Last week when asked how much change the roster needed heading into next season, General Manager George McPhee replied “not a whole lot” and reiterated his confidence in the Capitals’ style of play. There will always be some tinkering in any offseason, though, as teams negotiate with their own free agents.
Of the players who saw regular time on the Capitals’ roster this year, five are set to become unrestricted free agents on July 5. What follows is a look at each of those players and a look at whether they fit into Washington’s plan heading into 2013-14.
A quick note: Players’ salaries, not their salary-cap hits, were included for offseason purposes. All salary numbers are from Capgeek.
2012-13 salary: $5 million | Age: 33
2012-13 regular season NHL stats: 48 GP, 13G, 36A, -4 | Playoffs: 7 GP, 1G, 1A, -2.
The Capitals’ need for a second-line center to stabilize the lineup at present and Ribeiro’s suitability for that role are both undeniable. But the veteran center’s demand of a four- or five-year deal is inherently at odds with McPhee’s track record of rarely signing players in their 30s to contracts longer than two years.
Ribeiro gave Washington the skilled, playmaking center it had lacked since Sergei Fedorov left, but whether the opposing sides will find a middle ground – a lower cap hit that makes a lengthy deal more palatable and possible given the salary cap constraints or perhaps even a shorter term – is impossible to predict.
2012-13 salary: $800,000 | Age: 31 (Turns 32 on June 17)
2012-13 regular season NHL stats: 48GP, 5G, 3A, -6 | Playoffs: 7 GP, 0G, 0A, -2.
As Karl Alzner put it, the Minnesota native is “the type of guy that every guy, every team wants to have”. But will that demand and Hendricks’s opportunity for a potentially significant raise put him out the Capitals reach?
Hendricks established himself in the NHL during his three years in Washington, during which he would do whatever necessary to contribute — drop the gloves, kill penalties, paralyze opposing goaltenders in shootouts or perform spot duty on the top line, all in addition to serving as the type of glue that keeps a dressing room together. While he and the Capitals could come to terms on an extension, salary cap constraints may limit what they’re willing to offer him.
For all of Hendricks’s on-ice contributions, one can’t help but wonder how the off-ice chemistry and mood of the room might change if he left.
2012-13 salary: $950,000 | Age: 30
2012-13 regular season NHL stats: 26 GP, 2G, 0A, -1 | Playoffs: 0 GP.
Crabb was a regular part of the fourth line and fit well as a unit with Hendricks and Jay Beagle, but when the Capitals needed roster space to bring Mike Green off injured reserve back in mid-March, he was waived and spent the rest of the season with the AHL’s Hershey Bears. He recorded six goals and six assists in 12 AHL regular season games then added five more goals in five Calder Cup playoff games.

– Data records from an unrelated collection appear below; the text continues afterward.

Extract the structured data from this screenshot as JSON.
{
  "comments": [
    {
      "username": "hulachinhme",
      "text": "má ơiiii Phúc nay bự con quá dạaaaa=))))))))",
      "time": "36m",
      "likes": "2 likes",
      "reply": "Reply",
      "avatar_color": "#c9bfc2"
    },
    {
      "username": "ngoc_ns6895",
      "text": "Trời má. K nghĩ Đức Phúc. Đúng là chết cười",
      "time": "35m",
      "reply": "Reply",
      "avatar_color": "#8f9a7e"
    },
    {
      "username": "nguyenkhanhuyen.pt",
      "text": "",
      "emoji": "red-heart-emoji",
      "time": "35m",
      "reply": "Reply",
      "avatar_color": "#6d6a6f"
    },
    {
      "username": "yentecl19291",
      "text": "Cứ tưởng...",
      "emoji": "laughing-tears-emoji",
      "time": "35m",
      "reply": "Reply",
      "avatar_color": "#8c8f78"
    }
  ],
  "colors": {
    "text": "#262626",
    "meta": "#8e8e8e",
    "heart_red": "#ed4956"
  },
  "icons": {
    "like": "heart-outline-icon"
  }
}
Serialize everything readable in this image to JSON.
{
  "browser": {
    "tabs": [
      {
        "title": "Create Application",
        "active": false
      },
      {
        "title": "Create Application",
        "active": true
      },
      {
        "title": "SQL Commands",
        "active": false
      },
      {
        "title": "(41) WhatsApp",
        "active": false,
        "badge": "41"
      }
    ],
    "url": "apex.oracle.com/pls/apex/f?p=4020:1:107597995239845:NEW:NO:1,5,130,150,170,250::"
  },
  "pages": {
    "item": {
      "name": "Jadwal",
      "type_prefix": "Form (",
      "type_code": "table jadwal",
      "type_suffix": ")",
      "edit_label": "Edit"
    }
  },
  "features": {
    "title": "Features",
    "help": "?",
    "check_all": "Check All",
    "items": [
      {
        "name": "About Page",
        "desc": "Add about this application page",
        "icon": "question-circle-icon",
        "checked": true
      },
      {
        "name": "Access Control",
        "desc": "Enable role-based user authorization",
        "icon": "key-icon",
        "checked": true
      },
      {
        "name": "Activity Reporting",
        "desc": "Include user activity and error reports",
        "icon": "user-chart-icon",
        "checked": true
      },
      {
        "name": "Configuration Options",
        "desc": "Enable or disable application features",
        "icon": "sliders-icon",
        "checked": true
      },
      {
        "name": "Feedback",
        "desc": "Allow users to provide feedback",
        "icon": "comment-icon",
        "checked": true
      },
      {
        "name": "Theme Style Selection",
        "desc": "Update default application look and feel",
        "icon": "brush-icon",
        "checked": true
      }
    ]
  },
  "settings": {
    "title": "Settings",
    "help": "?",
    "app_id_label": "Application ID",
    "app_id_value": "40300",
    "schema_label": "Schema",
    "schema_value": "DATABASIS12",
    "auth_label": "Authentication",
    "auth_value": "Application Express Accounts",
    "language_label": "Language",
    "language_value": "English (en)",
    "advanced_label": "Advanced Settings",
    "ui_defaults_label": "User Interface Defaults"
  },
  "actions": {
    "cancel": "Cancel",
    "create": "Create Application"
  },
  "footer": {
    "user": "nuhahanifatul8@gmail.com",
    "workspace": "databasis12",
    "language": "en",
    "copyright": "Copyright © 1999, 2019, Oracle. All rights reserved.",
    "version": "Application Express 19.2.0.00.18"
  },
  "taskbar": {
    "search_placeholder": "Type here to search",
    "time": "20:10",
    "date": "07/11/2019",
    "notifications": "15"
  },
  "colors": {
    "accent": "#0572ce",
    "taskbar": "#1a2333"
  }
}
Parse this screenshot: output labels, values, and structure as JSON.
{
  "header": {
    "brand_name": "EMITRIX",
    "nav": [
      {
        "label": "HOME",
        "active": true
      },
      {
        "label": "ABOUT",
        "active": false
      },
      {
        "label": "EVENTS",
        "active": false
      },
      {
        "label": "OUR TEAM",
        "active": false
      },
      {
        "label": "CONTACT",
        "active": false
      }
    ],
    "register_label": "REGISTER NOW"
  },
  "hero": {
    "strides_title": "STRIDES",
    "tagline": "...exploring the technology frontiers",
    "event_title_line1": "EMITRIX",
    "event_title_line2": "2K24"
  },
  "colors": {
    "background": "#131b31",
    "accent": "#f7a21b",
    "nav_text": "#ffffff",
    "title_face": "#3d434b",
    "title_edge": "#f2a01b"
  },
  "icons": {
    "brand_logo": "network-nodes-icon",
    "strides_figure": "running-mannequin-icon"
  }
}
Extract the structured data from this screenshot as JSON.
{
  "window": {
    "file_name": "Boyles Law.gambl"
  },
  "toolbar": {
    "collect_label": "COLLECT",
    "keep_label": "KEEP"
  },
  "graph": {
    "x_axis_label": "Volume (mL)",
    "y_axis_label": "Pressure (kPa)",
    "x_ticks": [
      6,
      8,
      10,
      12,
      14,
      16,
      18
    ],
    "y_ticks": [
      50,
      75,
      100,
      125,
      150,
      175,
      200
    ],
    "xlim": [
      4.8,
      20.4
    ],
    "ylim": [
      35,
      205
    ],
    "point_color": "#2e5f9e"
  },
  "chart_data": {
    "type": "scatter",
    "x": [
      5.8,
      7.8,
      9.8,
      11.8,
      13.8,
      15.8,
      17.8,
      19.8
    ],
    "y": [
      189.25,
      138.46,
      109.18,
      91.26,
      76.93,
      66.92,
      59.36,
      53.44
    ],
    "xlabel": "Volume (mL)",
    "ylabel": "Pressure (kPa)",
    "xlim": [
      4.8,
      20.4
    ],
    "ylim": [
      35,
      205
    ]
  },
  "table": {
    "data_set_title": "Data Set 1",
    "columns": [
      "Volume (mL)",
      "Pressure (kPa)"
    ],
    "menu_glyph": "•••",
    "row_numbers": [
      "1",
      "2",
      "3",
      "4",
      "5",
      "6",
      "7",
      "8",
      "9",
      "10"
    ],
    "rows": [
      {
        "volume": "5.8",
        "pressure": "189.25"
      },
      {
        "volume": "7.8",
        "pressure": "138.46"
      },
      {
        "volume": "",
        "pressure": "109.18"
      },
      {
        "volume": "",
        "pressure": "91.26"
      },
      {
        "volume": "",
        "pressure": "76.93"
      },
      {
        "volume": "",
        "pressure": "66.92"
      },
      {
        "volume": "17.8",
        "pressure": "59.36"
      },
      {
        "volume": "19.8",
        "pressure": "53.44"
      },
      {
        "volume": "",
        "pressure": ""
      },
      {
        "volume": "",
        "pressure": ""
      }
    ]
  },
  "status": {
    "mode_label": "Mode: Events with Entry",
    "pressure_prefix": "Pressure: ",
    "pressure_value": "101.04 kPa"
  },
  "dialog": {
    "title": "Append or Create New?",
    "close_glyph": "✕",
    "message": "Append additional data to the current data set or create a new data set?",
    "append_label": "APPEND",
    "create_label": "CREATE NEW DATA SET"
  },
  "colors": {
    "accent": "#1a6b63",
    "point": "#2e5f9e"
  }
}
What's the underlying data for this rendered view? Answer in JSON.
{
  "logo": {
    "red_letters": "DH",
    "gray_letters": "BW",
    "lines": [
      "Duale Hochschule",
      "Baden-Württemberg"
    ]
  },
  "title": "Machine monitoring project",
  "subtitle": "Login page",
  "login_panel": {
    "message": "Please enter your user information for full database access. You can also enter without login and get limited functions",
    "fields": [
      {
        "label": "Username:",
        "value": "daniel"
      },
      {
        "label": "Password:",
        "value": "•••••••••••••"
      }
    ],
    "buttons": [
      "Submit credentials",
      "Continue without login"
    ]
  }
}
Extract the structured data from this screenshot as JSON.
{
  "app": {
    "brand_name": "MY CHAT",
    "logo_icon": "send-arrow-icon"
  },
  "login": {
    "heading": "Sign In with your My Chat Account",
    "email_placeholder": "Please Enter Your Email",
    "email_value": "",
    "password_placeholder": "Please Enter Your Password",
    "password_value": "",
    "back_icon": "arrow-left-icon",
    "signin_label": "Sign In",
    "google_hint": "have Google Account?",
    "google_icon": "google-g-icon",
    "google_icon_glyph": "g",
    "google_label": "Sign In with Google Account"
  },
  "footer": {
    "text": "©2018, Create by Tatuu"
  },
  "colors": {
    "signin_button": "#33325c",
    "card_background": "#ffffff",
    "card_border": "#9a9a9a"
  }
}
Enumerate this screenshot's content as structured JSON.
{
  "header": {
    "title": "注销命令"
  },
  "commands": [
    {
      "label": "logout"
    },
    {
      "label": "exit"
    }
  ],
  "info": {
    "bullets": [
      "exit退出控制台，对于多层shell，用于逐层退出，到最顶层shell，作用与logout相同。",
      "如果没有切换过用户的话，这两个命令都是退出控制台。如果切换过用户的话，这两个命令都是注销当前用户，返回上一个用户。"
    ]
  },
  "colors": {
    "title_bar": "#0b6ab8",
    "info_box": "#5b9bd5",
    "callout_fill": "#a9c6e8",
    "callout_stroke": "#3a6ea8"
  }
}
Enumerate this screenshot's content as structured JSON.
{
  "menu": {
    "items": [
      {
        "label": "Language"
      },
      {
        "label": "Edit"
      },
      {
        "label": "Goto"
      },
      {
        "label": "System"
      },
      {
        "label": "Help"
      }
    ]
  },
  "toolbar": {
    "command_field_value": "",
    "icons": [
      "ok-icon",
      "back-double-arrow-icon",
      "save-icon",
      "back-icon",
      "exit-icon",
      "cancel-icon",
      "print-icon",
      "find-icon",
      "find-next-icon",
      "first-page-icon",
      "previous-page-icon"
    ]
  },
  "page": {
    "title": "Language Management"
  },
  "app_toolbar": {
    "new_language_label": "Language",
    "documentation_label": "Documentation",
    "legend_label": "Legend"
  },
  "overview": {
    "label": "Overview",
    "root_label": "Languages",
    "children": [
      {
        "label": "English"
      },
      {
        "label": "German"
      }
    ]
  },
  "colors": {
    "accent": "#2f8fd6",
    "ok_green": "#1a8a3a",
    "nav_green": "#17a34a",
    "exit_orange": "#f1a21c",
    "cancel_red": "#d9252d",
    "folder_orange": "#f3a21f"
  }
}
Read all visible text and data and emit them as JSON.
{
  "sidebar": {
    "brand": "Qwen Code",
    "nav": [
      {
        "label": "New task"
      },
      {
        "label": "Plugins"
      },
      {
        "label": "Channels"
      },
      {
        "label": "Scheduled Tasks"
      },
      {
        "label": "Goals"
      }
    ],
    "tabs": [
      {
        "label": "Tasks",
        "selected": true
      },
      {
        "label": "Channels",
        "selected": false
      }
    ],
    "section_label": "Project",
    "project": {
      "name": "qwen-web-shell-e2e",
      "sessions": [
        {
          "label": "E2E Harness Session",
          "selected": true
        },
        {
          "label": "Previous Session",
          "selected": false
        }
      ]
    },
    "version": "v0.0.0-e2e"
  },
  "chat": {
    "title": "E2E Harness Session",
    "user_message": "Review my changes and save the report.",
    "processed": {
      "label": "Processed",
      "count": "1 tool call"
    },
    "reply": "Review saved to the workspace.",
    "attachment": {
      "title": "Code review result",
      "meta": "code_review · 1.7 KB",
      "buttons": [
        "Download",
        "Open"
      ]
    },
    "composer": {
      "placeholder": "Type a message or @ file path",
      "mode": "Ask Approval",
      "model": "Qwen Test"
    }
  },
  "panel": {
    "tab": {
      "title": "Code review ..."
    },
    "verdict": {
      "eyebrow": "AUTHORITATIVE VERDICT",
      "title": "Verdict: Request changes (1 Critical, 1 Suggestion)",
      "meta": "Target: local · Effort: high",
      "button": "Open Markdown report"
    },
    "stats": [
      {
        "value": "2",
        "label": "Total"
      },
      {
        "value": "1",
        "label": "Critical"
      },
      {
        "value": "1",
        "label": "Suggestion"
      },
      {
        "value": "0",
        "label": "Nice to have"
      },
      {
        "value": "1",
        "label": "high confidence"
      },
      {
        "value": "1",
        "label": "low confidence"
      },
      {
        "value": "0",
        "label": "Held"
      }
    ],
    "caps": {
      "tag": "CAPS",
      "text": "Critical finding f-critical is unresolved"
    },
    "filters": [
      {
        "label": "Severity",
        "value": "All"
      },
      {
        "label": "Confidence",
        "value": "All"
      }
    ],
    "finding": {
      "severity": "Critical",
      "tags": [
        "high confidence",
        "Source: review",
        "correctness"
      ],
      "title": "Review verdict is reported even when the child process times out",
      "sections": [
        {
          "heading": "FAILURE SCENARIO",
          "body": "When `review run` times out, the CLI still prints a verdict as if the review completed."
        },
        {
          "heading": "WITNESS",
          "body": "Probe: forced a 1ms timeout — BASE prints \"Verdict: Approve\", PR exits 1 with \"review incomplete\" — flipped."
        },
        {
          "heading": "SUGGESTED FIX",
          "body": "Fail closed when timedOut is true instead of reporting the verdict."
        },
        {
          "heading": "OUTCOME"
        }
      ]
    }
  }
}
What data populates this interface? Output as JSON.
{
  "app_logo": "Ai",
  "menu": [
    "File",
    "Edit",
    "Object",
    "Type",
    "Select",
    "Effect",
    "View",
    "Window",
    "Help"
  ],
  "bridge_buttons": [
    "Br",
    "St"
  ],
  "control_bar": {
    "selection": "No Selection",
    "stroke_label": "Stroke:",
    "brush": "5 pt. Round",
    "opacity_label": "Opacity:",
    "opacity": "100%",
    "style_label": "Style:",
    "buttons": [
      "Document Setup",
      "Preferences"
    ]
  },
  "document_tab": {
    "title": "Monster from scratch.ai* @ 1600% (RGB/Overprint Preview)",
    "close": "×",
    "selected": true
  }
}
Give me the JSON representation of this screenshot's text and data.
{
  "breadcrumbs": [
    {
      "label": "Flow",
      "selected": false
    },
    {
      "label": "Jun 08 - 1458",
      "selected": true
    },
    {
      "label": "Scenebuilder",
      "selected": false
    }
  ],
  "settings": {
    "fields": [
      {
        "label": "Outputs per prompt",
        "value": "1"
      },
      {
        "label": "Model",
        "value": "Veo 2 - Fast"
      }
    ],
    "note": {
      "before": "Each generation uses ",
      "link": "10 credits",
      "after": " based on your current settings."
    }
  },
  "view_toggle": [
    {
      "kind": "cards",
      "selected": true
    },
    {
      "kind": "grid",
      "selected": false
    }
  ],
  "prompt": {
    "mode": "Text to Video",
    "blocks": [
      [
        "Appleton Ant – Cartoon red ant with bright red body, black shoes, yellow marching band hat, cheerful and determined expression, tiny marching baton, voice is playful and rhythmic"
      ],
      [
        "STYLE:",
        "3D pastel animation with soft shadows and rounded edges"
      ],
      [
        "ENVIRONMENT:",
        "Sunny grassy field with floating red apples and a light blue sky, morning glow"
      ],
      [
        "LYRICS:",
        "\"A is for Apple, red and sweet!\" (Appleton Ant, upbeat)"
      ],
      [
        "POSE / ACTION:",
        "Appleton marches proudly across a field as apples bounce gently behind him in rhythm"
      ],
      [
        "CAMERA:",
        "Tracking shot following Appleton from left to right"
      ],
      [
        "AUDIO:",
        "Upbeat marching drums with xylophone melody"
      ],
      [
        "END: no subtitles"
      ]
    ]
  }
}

Whether Crabb fits as an NHL regular with the Capitals is far from certain. If Hendricks doesn’t return there will be room on the roster for another bottom-six forward, but it seems unlikely that Crabb would receive another one-way contract from Washington.
2012-13 salary: $2.75 million | Age: 36
2012-13 regular season NHL stats: 16 GP, 0 G, 2 A, -2 | Playoffs: 0 GP.
While his return to the NHL after missing over two years with fractured pelvis and lingering groin problems was nothing short of stunning, Poti never solidified a place in the lineup as additional injuries cropped up. By the time he fully recovered from torn rib cartilage in his back in late March, the Capitals were rolling without him in the mix.
Poti made it clear in a phone interview last week that he hopes to continue his NHL career but it won’t be in Washington. After six years under contract with the Capitals, it is time to move on. Poti appeared in 230 games for Washington, dating back to the 2007-08 season, recording 11 goals and 64 assists.
2012-13 salary: $600,000 | Age: 27
2012-13 regular season NHL stats: 27 GP, 4G, 5A, +1 | Playoffs: 0 GP.
Back in July when the Capitals signed Wolski to a one-year deal, the winger acknowledged he was at a “crossroads” in his career. Rather than re-establish himself as an NHL commodity, Wolski struggled in Washington – his fifth team in the past four seasons. Oates asked him to become a more well-rounded and defensively responsible player in addition to providing offensive spark, as the first-year coach did with the entire roster, but ultimately Wolski’s most consistent place was on the scratches list.
It was always unlikely Wolski would return, but on Monday it became official when the winger agreed to play for the KHL’s Torpedo Nizhni Novgorod.